Excerpt from a letter written by Glen Zirbes* of McGregor, Iowa, November 9, 1964
"....About all I can tell is that he was a deaf-mute and I believe cripple....I believe he did some of his work at the Columbian Exposition in Chicago. His brother, Mr. Albert Clemens, taught me some of his techniques in putting the sand pictures in the bottles and I will try to recall this for you. In order to create the fine detail in his pictures he used only the finest grains of sand. Sifting the sand was not enough and crushing the sand would destroy some color. His method was to use a piece of heavy paper that he roughened by grinding sand on to it. Then the sand (colored) would be poured on the paper and then poured off. What remained on the paper was almost dust and was fine enough for use. His tools included a scoop, a sharply pointed stick, a stick with a point and bent to form a hook and a stick with a paddle-shaped end. With these tools the sands of various colors could be put in the bottle and then the points of sticks would guide the sand to the proper place to make the pattern or design. The final operation was to pack the sand so that it would not run and ruin the design. This was done by holding a stopper in the bottle opening and tapping the bottle on a surface such as cork. This was a tedious and time consuming job to do it right...."
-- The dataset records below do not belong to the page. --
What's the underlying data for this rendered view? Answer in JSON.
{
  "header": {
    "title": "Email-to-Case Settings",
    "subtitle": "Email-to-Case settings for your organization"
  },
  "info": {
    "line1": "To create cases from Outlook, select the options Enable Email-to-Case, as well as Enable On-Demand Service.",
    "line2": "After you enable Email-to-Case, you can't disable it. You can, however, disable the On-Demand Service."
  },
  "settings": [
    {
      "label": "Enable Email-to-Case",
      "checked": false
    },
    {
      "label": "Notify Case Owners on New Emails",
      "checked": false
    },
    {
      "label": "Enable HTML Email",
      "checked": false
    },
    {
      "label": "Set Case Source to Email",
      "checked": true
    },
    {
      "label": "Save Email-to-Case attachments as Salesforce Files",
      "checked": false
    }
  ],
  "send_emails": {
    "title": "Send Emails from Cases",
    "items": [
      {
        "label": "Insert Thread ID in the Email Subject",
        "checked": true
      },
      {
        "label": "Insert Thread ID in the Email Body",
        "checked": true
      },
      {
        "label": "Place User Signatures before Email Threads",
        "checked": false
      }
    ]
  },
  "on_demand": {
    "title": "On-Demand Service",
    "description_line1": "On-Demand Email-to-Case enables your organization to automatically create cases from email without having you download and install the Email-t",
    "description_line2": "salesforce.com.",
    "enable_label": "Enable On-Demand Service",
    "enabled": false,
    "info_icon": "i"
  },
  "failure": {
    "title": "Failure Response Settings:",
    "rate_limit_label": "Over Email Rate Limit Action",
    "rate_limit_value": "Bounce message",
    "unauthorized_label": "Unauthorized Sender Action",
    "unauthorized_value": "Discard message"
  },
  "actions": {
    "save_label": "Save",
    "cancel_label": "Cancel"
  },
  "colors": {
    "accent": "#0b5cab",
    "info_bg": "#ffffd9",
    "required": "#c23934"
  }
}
*Mr. Zirbes' mother worked in the Clemens household occasionally.